Work order:
Your answer must be one number: the count of lines below that hold the word "фигуры".
☆ ☆ ☆ ☆
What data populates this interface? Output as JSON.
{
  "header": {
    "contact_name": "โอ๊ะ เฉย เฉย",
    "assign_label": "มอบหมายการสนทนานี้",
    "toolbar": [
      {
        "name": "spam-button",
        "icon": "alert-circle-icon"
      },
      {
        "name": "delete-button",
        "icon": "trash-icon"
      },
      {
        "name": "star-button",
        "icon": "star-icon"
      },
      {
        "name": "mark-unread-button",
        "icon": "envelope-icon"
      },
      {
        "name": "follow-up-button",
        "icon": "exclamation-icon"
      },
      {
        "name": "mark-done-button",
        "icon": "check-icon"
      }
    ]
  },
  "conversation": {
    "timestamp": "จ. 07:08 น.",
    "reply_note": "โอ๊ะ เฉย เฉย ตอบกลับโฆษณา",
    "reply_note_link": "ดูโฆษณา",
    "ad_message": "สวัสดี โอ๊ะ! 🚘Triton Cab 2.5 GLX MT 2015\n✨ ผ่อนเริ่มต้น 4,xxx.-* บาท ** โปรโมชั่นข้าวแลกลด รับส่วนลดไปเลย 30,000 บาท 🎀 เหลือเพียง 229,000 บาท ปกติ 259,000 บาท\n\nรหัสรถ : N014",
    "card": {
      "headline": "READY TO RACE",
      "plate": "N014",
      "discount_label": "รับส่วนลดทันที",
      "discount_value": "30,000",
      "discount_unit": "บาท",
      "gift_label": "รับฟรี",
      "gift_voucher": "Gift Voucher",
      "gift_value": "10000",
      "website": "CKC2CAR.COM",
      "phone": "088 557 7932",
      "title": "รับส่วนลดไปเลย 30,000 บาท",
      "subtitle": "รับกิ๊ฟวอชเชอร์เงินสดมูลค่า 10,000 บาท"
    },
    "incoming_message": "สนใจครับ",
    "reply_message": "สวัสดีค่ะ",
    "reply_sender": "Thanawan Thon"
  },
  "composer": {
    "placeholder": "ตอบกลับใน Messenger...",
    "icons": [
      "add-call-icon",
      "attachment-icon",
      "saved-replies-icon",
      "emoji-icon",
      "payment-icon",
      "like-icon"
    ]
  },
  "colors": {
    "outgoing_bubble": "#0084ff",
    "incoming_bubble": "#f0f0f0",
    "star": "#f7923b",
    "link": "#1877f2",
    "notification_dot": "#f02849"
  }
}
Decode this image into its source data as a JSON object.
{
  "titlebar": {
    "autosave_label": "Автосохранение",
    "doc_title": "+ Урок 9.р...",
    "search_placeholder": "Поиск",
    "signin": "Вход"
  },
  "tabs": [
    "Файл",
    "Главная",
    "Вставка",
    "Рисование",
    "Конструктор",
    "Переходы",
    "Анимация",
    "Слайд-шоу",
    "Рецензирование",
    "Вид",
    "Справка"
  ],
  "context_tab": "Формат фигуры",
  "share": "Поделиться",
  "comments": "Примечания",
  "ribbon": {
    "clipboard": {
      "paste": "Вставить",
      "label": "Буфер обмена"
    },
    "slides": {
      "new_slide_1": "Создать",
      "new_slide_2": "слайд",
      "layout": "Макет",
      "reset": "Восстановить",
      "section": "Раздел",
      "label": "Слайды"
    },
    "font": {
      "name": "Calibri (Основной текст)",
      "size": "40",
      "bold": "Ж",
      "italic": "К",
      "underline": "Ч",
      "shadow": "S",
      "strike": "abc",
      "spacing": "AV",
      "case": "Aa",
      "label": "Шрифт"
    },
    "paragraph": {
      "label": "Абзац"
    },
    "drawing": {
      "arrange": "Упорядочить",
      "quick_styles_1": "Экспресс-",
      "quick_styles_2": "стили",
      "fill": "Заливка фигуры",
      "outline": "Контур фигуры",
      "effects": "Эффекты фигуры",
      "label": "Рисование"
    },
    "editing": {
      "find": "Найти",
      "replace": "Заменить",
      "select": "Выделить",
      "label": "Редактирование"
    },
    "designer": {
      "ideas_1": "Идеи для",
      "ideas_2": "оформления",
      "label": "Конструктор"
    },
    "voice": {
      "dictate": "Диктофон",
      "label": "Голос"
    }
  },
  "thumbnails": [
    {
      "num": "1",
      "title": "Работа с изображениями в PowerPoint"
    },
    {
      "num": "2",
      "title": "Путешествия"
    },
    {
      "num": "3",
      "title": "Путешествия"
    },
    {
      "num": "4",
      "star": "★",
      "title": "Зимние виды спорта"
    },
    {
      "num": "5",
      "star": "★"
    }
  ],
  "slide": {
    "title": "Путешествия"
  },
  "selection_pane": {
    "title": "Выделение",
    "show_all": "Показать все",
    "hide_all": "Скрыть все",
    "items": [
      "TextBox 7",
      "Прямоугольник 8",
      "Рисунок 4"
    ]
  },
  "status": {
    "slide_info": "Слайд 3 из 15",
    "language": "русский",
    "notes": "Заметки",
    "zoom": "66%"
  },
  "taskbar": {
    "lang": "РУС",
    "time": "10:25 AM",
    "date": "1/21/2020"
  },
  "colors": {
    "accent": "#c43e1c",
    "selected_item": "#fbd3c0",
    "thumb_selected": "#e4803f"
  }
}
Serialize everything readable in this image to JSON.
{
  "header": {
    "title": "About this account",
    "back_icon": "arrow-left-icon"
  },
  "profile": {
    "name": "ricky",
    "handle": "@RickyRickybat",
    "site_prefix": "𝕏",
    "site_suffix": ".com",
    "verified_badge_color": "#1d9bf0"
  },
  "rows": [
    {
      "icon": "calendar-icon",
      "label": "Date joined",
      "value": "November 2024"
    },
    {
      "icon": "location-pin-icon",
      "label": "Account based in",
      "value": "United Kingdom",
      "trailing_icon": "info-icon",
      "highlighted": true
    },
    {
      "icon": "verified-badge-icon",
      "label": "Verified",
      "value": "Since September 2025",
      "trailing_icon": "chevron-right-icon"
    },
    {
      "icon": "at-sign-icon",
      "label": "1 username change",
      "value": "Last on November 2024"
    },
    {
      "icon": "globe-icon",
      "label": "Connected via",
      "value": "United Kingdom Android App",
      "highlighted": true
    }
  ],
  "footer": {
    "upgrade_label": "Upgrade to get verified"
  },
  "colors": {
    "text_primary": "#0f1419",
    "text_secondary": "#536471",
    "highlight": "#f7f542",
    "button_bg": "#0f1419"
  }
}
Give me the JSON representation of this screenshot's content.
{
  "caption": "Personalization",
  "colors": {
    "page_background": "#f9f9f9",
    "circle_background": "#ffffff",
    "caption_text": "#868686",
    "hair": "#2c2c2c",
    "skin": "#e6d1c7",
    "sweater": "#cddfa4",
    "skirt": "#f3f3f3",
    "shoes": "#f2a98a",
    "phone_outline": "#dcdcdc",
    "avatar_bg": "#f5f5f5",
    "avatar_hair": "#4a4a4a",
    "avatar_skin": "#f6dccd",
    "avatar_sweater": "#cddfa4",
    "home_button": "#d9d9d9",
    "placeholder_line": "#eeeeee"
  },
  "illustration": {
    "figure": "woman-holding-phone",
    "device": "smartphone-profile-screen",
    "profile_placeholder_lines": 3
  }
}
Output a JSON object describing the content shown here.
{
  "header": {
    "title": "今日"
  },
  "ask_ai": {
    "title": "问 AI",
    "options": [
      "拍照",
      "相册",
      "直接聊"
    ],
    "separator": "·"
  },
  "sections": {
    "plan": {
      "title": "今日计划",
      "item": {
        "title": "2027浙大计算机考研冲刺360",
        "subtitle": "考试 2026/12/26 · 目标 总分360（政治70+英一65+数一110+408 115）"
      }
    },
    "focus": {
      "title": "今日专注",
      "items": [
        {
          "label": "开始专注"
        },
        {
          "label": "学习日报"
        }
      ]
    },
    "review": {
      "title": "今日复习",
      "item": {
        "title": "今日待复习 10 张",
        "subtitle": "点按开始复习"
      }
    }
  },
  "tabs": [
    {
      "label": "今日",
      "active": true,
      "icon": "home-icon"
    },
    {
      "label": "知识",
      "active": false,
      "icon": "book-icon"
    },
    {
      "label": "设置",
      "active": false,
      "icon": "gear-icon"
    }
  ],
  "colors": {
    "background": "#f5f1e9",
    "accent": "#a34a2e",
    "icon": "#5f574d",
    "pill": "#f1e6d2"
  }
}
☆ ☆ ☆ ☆
Response below:
4